RFTA excavator hits Comcast cables, service to be back online late this afternoon

Accidental damage to fiber optic cables caused a region-wide outage of most cellular and internet services on Monday morning, though crews are working to repair the damage. Some services are expected to be back online by 1 p.m. with full service back by 3:30-4:30 p.m.

At 7:47 a.m., a Roaring Fork Transportation Authority excavator severed two fiber optic cables (which included 24 and 72 smaller strands of fiber) at 27th Street and Grand Avenue in Glenwood Springs, according to Comcast director of external affairs Leslie Oliver. Comcast and its subsidiary Xfinity provide most telecommunications services in the region.

Work on an underpass project resulted in the mistakenly cut fiber.

“As part of the 27th Street Pedestrian Underpass Project, the fiber was cut by our project contractor,” said RFTA communications manager Jamie Tatsuno in an email to The Times. “A utility locate was performed at the site by (U.S. Infrastructure Company), they did not correctly locate the fiber line, so the contracted team was unaware of the line’s existence. Crews are onsite and working to repair the line.”

“At this point – our crews are on site and they are beginning to splice the fiber.  Estimated time of repair is about 3-4 hours.  Customers were recently notified by text message about the outage if they are subscribed to receive the notifications.  They can also check their Xfinity account for updates and to sign up for outage notifications,” Oliver said in an email at 12:23 p.m.
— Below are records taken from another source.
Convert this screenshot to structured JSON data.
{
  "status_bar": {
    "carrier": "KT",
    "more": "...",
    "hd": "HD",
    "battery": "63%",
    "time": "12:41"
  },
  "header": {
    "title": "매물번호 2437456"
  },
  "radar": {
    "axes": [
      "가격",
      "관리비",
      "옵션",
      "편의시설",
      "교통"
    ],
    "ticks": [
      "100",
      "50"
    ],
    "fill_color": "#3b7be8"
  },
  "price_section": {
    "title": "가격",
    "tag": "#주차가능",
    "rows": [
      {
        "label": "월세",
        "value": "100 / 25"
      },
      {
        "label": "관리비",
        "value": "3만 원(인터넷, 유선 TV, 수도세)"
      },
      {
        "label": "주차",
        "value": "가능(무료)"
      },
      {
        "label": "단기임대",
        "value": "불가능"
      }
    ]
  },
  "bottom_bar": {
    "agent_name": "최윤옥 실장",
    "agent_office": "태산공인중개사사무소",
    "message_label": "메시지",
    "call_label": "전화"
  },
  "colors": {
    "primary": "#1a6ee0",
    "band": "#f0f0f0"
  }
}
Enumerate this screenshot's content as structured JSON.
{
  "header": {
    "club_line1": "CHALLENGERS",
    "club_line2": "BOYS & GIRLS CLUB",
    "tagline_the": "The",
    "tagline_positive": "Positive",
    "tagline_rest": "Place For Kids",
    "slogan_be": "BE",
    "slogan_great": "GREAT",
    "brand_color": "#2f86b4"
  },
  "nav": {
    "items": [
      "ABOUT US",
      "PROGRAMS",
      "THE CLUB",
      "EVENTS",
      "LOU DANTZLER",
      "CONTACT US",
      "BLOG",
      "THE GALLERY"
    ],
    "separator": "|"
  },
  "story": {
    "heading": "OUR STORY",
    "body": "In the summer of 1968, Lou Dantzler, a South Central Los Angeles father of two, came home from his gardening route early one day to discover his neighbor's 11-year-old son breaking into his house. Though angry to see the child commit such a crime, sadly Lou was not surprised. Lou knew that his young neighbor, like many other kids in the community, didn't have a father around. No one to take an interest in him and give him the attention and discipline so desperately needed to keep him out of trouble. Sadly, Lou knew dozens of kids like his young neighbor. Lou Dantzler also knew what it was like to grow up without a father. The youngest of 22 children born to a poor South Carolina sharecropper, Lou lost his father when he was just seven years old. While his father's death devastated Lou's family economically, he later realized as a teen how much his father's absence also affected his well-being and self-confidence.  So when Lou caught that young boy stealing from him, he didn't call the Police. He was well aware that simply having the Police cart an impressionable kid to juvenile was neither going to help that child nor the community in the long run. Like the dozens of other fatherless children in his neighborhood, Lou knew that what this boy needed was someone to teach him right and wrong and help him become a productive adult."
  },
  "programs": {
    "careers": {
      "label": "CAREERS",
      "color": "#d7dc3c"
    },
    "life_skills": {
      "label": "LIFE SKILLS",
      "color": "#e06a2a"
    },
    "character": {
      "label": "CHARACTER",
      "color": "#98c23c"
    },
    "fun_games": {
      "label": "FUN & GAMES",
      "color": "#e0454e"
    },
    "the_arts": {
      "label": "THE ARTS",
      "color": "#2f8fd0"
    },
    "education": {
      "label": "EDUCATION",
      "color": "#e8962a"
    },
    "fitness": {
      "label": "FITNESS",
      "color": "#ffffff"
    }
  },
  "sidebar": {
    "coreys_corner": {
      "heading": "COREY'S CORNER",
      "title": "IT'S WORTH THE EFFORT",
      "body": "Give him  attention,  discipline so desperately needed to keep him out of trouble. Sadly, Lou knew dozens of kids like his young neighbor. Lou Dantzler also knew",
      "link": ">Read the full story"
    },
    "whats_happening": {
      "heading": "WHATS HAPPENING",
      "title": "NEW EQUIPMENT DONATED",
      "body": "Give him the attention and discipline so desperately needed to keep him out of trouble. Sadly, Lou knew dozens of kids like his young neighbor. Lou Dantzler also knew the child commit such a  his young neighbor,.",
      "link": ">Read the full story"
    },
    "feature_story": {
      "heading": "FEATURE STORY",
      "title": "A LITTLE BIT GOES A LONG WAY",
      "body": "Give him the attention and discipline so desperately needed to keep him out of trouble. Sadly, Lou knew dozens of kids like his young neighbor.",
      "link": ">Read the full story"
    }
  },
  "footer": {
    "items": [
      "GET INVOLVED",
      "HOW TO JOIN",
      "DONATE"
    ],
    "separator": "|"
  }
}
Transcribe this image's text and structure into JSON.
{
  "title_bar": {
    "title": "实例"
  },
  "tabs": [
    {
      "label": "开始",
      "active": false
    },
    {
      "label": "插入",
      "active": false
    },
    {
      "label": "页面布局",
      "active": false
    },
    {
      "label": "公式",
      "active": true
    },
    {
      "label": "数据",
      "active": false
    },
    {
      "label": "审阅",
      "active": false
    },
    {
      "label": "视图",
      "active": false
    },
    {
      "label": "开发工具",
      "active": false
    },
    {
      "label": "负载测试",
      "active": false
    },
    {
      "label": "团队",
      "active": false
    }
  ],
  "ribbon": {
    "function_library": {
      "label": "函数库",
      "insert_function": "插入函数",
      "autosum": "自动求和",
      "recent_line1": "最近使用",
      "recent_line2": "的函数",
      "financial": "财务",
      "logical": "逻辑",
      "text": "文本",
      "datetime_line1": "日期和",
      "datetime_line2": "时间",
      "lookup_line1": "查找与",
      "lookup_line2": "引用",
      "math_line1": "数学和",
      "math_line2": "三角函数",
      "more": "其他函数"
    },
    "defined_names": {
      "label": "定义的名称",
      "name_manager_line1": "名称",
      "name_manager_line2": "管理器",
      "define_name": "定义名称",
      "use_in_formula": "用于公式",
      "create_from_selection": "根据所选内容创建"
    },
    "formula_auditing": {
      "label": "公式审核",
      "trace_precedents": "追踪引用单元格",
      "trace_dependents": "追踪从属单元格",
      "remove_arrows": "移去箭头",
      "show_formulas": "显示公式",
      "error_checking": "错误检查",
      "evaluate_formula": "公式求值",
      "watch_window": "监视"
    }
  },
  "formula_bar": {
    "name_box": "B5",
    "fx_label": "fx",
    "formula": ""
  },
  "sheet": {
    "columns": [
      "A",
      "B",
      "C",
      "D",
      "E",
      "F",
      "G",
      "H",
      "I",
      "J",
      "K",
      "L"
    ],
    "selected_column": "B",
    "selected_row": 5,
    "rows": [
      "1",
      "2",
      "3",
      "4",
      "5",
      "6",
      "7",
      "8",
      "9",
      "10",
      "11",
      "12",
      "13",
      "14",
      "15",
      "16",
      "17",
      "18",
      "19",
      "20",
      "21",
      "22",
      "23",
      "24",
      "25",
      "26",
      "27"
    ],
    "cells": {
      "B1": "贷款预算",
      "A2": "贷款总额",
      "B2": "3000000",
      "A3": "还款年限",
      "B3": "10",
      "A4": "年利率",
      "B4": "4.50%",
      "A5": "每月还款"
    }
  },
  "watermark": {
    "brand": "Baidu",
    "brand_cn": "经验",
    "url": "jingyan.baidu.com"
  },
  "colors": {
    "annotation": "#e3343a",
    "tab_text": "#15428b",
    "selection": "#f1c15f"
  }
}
Residential and commercial services from Glenwood Springs to Aspen are affected.

All cellular companies are affected because cell towers connect to the broader network backbone by fiber or copper wiring, which they own or lease from local providers. The local network provider is responsible for the restoration of damaged infrastructure, Oliver said.

The process to fix the damaged fiber involves digging it up and assessing the damage to the cables, then splicers will cut back the cable to good glass to prepare for splicing. A new section of fiber optic cable will be spliced into the existing fiber.